She went through some of the definitions for the legal terms used in land and probate records, described probate records in some detail with several examples, and demonstrated finding these records, either in a local courthouse, or repository, or in the LDS Family History Library Catalog in order to obtain them on microfilm. She noted that:

* There is not always a probate record for a person, and some probate records may be found in land records.
* A probate packet may contain a number of different documents and may be available only at a courthouse or historical society. All records in a packet should be obtained.
* Records may or may not be indexed, and may or may not be microfilmed.
* Records may cost money to obtain, but are well worth the cost.
* Probate and land records are often hard to read and understand.
* The researcher needs to understand the laws of the state at the time of the record.
* When there are no probate records available, land records often provide useful information.
* Records may be in parent counties that a current county was formed from after the record was made.

Caroline's five-page handout provided basic information about land and probate research that wasn't in the presentation due to time constraints. Topics included the two American land survey systems, the Federal Land Patents, genealogical data that can be found in deeds, land measurement terms, and more.

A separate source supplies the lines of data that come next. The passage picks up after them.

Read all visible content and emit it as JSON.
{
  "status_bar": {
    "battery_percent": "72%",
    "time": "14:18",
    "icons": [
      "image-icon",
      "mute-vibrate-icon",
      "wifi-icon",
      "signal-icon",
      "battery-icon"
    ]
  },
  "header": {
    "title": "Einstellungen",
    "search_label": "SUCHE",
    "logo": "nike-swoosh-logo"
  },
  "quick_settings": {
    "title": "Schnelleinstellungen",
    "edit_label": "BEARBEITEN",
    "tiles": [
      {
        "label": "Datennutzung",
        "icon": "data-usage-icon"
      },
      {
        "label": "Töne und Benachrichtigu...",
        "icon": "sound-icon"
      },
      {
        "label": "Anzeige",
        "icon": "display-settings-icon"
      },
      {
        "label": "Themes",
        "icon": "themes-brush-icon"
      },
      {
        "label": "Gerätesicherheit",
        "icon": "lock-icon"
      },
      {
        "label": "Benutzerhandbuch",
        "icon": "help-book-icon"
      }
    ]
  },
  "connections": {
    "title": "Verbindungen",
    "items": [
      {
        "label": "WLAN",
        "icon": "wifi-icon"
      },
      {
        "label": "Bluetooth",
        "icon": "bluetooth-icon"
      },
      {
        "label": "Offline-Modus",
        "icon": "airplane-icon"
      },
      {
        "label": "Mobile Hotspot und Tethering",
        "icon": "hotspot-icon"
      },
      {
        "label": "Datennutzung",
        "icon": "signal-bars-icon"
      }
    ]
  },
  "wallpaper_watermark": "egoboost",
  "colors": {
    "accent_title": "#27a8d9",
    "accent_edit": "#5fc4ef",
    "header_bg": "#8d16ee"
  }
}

These two presentations were interesting and challenging, and demonstrated the types of information that can be found in land and probate records to prove relationships, names, dates and places of family members. The use of case studies to illustrate the concepts and show actual records was extremely effective.